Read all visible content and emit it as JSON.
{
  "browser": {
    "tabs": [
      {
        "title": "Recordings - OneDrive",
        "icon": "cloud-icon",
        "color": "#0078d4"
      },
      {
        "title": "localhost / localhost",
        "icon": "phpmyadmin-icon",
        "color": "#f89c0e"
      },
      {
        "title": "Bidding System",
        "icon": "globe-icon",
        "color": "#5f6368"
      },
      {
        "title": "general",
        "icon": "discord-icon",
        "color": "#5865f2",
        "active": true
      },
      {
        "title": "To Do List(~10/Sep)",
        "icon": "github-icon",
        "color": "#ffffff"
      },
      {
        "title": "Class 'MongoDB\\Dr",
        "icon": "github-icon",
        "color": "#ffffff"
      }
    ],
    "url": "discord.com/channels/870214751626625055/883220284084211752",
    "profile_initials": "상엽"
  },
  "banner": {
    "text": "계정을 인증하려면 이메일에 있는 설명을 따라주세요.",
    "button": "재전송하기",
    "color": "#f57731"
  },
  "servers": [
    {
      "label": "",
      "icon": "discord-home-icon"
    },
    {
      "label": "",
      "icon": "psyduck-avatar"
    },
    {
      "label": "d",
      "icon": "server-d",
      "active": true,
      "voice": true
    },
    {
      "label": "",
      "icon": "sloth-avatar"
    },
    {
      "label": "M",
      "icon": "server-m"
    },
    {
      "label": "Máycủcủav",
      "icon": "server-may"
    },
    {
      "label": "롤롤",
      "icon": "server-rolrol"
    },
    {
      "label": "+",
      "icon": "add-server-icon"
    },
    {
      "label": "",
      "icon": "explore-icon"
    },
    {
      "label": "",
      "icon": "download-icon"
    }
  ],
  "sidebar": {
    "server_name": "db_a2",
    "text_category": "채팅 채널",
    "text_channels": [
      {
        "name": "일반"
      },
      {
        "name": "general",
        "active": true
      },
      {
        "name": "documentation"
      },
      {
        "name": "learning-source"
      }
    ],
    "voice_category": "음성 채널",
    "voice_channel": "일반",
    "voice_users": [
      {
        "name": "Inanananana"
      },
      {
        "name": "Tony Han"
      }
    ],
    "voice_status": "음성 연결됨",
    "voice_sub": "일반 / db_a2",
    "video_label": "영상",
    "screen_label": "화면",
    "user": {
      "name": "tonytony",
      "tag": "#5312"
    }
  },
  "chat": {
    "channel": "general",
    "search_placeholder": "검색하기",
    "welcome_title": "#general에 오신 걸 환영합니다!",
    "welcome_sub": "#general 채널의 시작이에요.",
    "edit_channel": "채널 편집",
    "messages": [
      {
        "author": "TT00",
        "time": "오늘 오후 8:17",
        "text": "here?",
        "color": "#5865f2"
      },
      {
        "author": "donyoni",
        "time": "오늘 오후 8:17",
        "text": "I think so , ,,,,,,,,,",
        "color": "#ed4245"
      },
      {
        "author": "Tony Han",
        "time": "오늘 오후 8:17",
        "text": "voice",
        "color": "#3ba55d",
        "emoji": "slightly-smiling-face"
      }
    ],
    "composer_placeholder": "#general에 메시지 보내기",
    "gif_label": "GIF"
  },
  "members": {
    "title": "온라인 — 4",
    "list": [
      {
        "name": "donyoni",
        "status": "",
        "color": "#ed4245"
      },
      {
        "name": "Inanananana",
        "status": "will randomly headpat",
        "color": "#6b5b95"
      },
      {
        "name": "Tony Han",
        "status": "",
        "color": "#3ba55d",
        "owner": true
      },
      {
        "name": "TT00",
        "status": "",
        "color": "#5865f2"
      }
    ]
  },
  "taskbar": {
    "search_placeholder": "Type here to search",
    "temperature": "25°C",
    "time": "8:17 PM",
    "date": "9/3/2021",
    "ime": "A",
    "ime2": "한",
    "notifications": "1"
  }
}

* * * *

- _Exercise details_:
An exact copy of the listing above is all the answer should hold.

- _Your response_:
Read all visible content and emit it as JSON.
{
  "browser": {
    "tabs": [
      {
        "title": "Recordings - OneDrive",
        "icon": "cloud-icon",
        "color": "#0078d4"
      },
      {
        "title": "localhost / localhost",
        "icon": "phpmyadmin-icon",
        "color": "#f89c0e"
      },
      {
        "title": "Bidding System",
        "icon": "globe-icon",
        "color": "#5f6368"
      },
      {
        "title": "general",
        "icon": "discord-icon",
        "color": "#5865f2",
        "active": true
      },
      {
        "title": "To Do List(~10/Sep)",
        "icon": "github-icon",
        "color": "#ffffff"
      },
      {
        "title": "Class 'MongoDB\\Dr",
        "icon": "github-icon",
        "color": "#ffffff"
      }
    ],
    "url": "discord.com/channels/870214751626625055/883220284084211752",
    "profile_initials": "상엽"
  },
  "banner": {
    "text": "계정을 인증하려면 이메일에 있는 설명을 따라주세요.",
    "button": "재전송하기",
    "color": "#f57731"
  },
  "servers": [
    {
      "label": "",
      "icon": "discord-home-icon"
    },
    {
      "label": "",
      "icon": "psyduck-avatar"
    },
    {
      "label": "d",
      "icon": "server-d",
      "active": true,
      "voice": true
    },
    {
      "label": "",
      "icon": "sloth-avatar"
    },
    {
      "label": "M",
      "icon": "server-m"
    },
    {
      "label": "Máycủcủav",
      "icon": "server-may"
    },
    {
      "label": "롤롤",
      "icon": "server-rolrol"
    },
    {
      "label": "+",
      "icon": "add-server-icon"
    },
    {
      "label": "",
      "icon": "explore-icon"
    },
    {
      "label": "",
      "icon": "download-icon"
    }
  ],
  "sidebar": {
    "server_name": "db_a2",
    "text_category": "채팅 채널",
    "text_channels": [
      {
        "name": "일반"
      },
      {
        "name": "general",
        "active": true
      },
      {
        "name": "documentation"
      },
      {
        "name": "learning-source"
      }
    ],
    "voice_category": "음성 채널",
    "voice_channel": "일반",
    "voice_users": [
      {
        "name": "Inanananana"
      },
      {
        "name": "Tony Han"
      }
    ],
    "voice_status": "음성 연결됨",
    "voice_sub": "일반 / db_a2",
    "video_label": "영상",
    "screen_label": "화면",
    "user": {
      "name": "tonytony",
      "tag": "#5312"
    }
  },
  "chat": {
    "channel": "general",
    "search_placeholder": "검색하기",
    "welcome_title": "#general에 오신 걸 환영합니다!",
    "welcome_sub": "#general 채널의 시작이에요.",
    "edit_channel": "채널 편집",
    "messages": [
      {
        "author": "TT00",
        "time": "오늘 오후 8:17",
        "text": "here?",
        "color": "#5865f2"
      },
      {
        "author": "donyoni",
        "time": "오늘 오후 8:17",
        "text": "I think so , ,,,,,,,,,",
        "color": "#ed4245"
      },
      {
        "author": "Tony Han",
        "time": "오늘 오후 8:17",
        "text": "voice",
        "color": "#3ba55d",
        "emoji": "slightly-smiling-face"
      }
    ],
    "composer_placeholder": "#general에 메시지 보내기",
    "gif_label": "GIF"
  },
  "members": {
    "title": "온라인 — 4",
    "list": [
      {
        "name": "donyoni",
        "status": "",
        "color": "#ed4245"
      },
      {
        "name": "Inanananana",
        "status": "will randomly headpat",
        "color": "#6b5b95"
      },
      {
        "name": "Tony Han",
        "status": "",
        "color": "#3ba55d",
        "owner": true
      },
      {
        "name": "TT00",
        "status": "",
        "color": "#5865f2"
      }
    ]
  },
  "taskbar": {
    "search_placeholder": "Type here to search",
    "temperature": "25°C",
    "time": "8:17 PM",
    "date": "9/3/2021",
    "ime": "A",
    "ime2": "한",
    "notifications": "1"
  }
}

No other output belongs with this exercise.